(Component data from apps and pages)
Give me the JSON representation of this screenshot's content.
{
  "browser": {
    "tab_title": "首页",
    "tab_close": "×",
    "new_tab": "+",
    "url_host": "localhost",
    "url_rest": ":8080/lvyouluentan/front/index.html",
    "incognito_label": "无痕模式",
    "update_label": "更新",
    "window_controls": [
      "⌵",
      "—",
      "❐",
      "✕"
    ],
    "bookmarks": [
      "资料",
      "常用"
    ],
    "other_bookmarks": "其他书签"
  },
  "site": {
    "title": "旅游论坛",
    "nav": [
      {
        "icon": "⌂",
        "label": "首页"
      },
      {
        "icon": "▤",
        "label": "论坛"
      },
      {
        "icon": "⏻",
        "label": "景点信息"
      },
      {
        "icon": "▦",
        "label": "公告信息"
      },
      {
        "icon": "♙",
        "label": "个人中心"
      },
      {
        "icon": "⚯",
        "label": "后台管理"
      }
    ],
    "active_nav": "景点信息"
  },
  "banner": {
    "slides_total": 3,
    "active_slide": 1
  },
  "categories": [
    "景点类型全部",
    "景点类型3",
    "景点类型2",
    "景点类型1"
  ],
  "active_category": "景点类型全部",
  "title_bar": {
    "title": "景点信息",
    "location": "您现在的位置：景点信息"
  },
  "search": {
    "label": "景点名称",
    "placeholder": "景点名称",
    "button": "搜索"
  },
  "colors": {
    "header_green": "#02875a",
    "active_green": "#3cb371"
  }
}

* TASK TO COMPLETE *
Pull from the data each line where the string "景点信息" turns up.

* ANSWER TO THIS TASK *
        "label": "景点信息"
    "active_nav": "景点信息"
    "title": "景点信息",
    "location": "您现在的位置：景点信息"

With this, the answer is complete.